### Source material

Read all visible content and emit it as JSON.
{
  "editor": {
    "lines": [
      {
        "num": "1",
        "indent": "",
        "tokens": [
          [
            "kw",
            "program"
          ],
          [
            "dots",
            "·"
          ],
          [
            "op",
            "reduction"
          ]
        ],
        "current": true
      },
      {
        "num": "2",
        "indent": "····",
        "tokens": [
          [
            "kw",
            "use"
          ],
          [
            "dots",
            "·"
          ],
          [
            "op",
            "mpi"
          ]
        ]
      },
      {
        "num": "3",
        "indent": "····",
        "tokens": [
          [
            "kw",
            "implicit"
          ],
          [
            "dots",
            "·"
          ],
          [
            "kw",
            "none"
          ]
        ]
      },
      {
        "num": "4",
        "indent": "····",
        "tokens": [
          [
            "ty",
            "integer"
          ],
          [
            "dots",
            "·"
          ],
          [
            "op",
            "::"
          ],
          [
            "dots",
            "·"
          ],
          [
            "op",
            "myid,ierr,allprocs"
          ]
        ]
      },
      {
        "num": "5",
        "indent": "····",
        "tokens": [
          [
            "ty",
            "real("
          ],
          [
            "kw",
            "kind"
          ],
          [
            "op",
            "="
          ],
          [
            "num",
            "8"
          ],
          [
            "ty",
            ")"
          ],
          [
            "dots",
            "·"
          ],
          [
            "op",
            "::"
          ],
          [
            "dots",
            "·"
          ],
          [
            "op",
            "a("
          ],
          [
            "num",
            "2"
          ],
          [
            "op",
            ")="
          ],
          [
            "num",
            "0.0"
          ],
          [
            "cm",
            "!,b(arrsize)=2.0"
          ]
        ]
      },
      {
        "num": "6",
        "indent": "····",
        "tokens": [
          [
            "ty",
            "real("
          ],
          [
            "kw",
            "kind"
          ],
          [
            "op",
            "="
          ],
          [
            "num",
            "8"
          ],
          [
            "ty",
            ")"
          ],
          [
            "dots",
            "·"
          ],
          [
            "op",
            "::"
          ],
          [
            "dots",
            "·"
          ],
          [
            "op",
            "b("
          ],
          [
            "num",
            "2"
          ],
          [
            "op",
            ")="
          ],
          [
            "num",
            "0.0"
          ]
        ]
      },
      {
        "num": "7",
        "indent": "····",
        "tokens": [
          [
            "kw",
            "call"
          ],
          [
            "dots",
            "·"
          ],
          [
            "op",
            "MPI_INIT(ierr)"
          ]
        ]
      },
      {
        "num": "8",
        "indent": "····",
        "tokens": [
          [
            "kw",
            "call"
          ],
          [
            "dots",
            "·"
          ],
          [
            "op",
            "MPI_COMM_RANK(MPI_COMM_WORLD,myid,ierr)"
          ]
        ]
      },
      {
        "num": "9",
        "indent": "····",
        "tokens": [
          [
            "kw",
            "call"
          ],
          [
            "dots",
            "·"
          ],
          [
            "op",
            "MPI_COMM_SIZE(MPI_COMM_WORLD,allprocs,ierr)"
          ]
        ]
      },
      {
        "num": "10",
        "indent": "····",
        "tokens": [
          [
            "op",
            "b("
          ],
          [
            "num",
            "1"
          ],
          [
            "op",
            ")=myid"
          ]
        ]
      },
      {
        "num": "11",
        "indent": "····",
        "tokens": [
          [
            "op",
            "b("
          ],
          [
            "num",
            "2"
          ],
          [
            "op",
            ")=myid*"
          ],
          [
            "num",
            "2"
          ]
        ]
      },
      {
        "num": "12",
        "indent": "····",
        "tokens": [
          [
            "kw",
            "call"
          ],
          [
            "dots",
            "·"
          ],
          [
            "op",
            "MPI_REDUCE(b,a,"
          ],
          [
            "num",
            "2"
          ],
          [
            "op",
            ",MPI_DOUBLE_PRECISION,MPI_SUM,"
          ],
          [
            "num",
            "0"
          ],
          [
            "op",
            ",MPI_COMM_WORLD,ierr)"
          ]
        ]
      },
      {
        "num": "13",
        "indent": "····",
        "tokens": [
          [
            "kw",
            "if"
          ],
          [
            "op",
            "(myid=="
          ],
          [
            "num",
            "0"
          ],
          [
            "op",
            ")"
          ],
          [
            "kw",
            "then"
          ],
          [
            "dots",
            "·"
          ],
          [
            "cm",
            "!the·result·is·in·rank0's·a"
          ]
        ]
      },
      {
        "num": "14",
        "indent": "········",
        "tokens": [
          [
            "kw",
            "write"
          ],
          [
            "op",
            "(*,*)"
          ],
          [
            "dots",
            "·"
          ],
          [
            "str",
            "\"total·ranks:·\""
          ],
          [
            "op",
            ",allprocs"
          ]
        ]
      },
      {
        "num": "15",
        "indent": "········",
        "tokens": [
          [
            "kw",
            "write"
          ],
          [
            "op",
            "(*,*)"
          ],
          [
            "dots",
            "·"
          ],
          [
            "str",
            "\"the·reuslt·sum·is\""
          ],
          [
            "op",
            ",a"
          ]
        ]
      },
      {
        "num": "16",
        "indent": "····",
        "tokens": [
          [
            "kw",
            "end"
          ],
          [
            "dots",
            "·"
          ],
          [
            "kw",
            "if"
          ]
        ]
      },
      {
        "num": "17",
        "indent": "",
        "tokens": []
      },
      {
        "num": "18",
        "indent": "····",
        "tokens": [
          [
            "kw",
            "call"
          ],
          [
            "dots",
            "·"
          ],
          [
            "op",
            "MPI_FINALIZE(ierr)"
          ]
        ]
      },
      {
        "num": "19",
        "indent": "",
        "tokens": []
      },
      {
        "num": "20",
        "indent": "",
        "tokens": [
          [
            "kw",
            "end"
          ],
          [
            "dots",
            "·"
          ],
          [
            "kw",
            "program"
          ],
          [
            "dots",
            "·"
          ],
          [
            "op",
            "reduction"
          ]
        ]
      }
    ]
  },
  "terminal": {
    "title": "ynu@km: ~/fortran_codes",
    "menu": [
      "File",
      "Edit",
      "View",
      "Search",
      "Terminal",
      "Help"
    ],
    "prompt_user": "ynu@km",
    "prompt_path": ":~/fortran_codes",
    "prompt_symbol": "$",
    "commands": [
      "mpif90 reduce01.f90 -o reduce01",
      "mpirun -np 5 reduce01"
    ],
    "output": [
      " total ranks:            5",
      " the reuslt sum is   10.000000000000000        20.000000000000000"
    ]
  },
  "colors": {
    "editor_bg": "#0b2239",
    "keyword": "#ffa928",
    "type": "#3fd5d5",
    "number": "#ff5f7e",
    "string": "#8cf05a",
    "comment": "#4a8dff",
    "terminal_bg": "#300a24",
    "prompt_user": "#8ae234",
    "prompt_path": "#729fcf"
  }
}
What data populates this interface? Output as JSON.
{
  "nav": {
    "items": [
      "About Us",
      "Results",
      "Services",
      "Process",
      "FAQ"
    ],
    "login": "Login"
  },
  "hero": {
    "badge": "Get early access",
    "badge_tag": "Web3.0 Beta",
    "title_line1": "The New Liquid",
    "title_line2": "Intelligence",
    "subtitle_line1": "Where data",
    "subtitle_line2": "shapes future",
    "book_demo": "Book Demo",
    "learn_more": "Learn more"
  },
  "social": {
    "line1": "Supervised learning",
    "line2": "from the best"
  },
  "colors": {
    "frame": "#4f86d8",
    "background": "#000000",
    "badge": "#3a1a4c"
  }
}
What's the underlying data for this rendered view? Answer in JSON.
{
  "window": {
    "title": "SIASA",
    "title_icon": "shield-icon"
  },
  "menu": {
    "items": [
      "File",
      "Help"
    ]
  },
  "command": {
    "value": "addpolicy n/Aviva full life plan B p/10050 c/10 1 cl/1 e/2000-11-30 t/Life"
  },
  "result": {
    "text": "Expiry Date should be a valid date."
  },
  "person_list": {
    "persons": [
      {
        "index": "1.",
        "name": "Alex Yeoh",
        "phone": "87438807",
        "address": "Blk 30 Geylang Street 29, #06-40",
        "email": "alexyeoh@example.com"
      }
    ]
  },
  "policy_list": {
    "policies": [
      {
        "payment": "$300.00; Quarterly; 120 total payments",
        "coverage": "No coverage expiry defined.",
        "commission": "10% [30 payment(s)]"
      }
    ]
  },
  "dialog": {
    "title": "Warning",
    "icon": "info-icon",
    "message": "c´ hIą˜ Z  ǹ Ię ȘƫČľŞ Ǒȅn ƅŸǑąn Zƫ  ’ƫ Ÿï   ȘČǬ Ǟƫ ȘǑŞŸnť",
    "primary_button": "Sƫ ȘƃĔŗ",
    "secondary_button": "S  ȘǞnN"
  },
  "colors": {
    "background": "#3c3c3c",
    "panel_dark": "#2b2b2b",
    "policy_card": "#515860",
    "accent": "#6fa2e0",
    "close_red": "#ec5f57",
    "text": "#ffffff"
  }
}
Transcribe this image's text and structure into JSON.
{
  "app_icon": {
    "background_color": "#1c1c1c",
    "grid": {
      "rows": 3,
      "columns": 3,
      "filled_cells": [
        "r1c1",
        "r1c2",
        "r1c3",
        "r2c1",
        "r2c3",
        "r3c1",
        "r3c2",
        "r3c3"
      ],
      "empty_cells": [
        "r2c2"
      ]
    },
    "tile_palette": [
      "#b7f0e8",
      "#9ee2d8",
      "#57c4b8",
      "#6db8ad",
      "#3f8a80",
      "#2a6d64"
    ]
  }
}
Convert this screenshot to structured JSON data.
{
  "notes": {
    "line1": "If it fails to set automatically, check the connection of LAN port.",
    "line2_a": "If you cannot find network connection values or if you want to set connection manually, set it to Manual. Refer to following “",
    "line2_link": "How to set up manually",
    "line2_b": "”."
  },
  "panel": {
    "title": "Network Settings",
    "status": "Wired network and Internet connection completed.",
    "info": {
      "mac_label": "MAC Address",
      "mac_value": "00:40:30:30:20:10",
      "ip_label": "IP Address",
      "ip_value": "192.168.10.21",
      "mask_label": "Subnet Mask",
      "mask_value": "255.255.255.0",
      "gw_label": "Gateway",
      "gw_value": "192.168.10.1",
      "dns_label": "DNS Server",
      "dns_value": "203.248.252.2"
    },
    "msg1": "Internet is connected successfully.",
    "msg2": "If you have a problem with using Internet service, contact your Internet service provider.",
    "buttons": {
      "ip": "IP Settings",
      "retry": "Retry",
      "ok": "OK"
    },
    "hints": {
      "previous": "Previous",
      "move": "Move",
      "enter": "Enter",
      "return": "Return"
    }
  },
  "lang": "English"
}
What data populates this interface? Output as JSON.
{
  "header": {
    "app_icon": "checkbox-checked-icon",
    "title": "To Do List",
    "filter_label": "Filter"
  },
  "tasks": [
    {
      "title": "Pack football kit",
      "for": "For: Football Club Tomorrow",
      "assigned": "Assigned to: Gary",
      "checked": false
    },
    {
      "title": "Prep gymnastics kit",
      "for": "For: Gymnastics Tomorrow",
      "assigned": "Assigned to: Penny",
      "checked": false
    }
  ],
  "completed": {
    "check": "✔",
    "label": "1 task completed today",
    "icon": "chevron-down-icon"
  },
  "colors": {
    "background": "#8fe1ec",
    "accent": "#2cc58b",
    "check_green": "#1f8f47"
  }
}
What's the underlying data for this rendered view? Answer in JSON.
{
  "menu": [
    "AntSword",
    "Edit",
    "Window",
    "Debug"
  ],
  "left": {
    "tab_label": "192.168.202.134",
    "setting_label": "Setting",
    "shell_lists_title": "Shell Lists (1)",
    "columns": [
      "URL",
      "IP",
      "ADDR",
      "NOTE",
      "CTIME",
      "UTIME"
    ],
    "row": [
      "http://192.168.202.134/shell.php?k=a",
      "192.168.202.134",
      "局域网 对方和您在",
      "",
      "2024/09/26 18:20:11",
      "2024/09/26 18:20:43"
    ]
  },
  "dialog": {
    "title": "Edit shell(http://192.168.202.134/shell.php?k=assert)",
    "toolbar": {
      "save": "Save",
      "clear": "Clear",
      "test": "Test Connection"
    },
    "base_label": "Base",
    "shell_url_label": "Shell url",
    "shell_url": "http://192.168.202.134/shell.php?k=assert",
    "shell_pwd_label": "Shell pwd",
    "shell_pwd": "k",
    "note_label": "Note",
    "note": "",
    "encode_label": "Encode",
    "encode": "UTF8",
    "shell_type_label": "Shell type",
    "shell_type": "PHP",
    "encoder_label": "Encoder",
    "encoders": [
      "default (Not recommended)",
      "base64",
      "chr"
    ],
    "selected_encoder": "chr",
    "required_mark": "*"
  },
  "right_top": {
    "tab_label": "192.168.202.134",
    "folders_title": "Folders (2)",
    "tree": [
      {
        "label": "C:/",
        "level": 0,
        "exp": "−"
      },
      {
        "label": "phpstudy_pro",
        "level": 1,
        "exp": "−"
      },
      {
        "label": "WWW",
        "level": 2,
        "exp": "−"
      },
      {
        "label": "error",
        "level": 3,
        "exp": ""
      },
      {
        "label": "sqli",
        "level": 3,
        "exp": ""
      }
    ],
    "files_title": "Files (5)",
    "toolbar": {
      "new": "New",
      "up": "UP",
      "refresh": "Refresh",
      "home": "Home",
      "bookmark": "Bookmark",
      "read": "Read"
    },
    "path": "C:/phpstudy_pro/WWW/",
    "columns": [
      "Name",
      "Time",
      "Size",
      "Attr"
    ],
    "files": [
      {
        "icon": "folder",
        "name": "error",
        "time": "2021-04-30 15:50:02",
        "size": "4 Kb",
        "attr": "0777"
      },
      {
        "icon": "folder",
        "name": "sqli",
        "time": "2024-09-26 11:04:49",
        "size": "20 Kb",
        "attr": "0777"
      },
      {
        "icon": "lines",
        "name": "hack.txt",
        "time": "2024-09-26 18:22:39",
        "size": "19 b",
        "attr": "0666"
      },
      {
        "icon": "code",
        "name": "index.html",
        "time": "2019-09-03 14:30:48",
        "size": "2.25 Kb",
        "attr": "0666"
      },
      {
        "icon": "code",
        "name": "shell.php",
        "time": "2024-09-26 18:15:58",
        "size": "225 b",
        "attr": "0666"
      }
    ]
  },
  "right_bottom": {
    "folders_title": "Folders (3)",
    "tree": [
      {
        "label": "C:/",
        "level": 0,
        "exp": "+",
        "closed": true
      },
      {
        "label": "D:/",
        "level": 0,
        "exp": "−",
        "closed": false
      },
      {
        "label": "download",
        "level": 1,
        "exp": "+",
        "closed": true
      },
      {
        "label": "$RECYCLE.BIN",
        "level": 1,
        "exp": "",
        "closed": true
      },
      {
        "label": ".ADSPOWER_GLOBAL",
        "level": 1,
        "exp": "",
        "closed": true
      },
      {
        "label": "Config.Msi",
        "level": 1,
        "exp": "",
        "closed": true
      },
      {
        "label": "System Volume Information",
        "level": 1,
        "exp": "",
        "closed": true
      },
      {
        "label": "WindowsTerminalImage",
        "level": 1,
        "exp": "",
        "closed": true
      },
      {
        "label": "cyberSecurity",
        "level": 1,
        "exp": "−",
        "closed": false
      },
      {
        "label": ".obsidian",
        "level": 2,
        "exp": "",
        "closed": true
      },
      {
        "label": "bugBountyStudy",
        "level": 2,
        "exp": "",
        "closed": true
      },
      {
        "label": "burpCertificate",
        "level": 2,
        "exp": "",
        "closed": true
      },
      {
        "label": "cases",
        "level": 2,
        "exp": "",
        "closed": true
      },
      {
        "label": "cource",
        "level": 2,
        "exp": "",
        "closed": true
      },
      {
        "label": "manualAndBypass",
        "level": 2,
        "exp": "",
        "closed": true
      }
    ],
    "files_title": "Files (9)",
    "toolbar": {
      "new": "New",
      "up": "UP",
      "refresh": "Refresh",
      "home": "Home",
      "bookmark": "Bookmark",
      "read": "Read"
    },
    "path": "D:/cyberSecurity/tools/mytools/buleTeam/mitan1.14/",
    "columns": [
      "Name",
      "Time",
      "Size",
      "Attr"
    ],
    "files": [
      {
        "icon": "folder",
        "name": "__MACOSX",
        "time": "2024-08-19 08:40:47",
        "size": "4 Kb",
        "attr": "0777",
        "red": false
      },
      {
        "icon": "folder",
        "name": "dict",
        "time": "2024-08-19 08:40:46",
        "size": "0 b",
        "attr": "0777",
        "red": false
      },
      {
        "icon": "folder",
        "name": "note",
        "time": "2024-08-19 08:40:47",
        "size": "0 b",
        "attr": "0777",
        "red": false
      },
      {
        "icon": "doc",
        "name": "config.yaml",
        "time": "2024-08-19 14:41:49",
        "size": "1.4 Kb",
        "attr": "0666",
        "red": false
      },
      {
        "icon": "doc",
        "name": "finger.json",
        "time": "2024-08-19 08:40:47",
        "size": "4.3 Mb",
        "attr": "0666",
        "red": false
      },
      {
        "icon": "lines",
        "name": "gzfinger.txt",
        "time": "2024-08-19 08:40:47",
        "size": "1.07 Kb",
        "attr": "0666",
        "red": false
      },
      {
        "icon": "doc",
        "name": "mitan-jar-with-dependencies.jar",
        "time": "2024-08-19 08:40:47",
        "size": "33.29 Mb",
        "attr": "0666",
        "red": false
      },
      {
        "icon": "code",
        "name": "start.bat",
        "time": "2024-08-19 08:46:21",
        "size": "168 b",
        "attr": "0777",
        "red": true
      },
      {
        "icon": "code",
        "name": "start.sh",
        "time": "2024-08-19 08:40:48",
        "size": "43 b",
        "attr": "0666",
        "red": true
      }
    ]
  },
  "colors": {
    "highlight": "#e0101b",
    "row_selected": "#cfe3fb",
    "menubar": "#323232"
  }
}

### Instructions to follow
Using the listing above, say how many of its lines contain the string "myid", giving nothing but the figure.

### Answer below
5